WORK INSTRUCTION »
Copy each line of the data beneath in which the word "payments" appears.

INPUT DATA Block Start

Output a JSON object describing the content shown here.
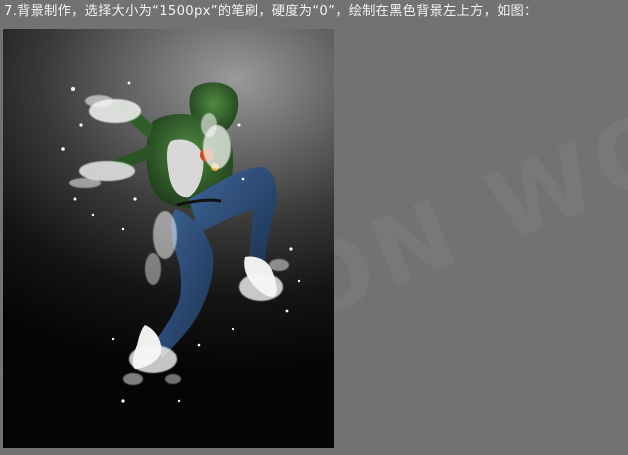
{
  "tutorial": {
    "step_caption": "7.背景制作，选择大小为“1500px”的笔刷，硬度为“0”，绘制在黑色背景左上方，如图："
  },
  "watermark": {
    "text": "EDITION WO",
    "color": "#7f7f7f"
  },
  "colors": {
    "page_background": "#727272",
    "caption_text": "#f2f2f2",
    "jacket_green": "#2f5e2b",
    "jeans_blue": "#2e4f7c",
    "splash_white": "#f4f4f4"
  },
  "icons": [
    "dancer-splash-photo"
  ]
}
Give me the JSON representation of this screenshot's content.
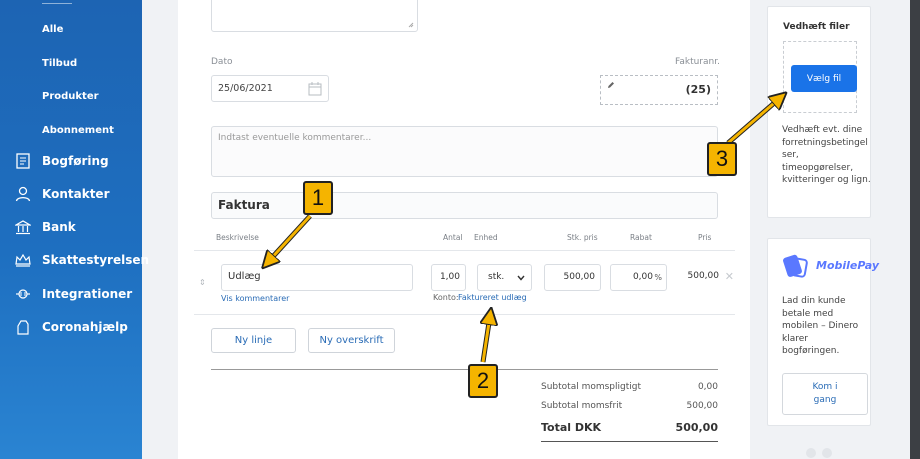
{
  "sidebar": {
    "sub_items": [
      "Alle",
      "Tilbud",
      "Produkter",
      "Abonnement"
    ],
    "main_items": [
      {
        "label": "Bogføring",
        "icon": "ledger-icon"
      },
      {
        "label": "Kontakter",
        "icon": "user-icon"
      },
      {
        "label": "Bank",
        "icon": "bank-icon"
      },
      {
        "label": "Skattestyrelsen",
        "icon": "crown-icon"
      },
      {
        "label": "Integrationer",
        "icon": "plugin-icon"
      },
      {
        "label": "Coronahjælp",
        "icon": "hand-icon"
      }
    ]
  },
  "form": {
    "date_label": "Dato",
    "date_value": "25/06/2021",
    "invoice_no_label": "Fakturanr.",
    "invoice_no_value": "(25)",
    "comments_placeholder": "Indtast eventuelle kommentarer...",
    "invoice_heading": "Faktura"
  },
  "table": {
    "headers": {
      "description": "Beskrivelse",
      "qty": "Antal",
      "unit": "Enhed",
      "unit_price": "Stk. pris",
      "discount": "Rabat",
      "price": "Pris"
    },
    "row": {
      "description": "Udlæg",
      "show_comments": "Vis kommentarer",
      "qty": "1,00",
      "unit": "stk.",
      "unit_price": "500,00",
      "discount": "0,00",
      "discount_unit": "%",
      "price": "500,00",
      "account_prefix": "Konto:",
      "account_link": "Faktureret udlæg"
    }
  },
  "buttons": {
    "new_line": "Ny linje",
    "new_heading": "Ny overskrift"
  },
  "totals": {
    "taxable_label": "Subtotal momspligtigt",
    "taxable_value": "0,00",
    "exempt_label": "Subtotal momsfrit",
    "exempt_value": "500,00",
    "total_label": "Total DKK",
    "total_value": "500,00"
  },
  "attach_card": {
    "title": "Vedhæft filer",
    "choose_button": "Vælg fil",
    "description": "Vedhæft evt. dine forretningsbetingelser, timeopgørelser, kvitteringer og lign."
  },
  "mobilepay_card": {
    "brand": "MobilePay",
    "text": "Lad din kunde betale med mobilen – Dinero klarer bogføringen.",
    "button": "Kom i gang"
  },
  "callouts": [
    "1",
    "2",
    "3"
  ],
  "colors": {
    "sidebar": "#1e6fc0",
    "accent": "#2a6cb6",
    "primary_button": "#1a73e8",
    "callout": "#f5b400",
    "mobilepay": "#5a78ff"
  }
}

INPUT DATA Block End
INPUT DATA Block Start

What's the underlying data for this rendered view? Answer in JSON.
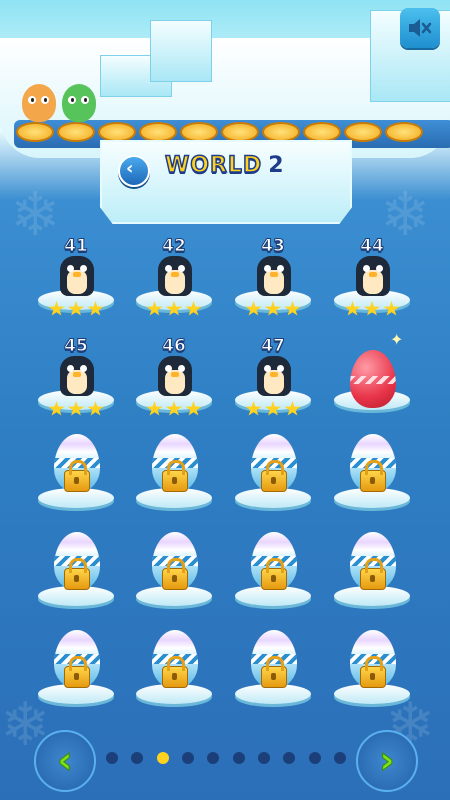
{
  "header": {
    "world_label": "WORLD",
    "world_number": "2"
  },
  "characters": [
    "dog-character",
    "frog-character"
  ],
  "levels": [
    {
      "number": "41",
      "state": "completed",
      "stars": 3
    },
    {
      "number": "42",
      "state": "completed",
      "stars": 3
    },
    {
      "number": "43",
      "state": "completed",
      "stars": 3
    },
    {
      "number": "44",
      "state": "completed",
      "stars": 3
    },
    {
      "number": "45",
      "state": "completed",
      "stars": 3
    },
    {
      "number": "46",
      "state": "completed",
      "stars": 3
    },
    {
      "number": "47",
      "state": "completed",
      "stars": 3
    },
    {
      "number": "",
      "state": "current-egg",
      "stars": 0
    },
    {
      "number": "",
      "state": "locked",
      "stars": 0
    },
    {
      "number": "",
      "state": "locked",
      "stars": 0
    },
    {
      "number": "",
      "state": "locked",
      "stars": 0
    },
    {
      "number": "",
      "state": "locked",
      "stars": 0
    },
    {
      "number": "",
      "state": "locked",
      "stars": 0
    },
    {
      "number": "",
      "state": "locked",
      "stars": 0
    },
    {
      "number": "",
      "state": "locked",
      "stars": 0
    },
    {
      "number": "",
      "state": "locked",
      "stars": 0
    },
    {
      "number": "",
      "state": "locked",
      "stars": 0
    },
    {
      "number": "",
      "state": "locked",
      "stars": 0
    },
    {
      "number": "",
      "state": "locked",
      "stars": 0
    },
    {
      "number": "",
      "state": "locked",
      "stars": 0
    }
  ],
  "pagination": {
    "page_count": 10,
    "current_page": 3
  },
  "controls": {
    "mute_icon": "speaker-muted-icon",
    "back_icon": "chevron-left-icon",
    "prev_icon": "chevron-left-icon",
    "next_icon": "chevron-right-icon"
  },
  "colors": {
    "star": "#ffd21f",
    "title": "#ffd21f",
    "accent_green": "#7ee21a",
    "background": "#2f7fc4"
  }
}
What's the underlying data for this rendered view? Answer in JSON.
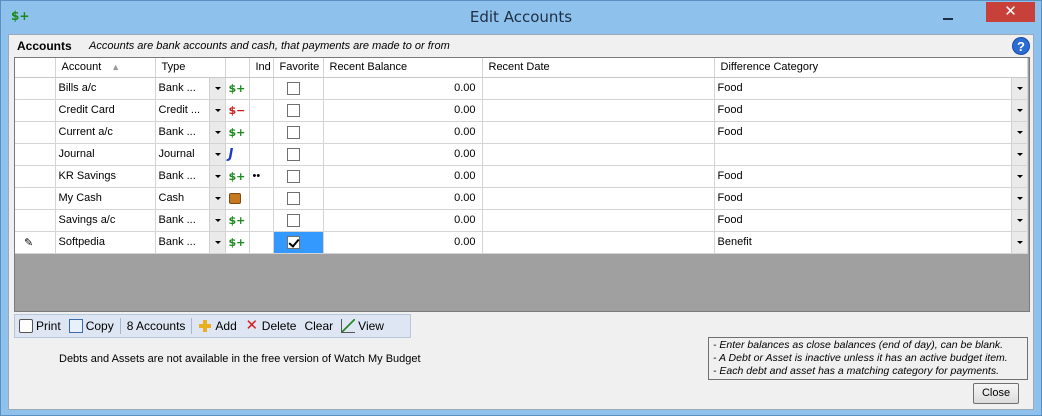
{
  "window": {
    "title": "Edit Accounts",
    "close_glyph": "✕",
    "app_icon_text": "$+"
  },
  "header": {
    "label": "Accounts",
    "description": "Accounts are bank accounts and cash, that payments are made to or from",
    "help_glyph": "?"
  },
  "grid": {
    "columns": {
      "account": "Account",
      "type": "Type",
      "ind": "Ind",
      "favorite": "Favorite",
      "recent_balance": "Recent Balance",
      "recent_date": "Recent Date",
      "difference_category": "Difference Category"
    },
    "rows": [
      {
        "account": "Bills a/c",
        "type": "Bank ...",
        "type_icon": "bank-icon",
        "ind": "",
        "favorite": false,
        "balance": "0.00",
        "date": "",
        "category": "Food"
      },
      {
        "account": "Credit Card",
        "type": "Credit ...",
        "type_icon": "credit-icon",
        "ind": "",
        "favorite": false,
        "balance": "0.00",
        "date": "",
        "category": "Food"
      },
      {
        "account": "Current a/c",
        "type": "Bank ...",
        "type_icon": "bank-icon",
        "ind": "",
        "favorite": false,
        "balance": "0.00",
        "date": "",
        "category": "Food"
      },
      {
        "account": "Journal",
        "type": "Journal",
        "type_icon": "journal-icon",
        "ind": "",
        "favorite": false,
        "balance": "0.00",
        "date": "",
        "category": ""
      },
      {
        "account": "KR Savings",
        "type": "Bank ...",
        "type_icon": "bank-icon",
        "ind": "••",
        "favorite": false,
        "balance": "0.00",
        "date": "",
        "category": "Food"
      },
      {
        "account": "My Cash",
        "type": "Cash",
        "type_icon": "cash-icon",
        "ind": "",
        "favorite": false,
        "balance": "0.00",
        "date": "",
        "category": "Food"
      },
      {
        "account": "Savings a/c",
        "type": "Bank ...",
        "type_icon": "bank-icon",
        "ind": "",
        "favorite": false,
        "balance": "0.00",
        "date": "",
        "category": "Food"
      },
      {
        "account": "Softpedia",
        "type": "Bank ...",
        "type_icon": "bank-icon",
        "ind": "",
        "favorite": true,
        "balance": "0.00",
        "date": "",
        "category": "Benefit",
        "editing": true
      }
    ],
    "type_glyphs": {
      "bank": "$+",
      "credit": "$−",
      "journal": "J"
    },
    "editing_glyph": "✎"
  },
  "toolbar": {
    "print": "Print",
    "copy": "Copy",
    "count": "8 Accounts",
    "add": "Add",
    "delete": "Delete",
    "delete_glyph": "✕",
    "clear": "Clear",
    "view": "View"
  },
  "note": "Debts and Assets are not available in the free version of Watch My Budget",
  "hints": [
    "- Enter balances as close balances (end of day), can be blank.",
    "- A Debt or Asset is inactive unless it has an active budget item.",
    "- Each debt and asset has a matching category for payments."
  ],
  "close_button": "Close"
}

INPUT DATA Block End

RESPONSE TO THE TASK »
    "description": "Accounts are bank accounts and cash, that payments are made to or from",
    "- Each debt and asset has a matching category for payments."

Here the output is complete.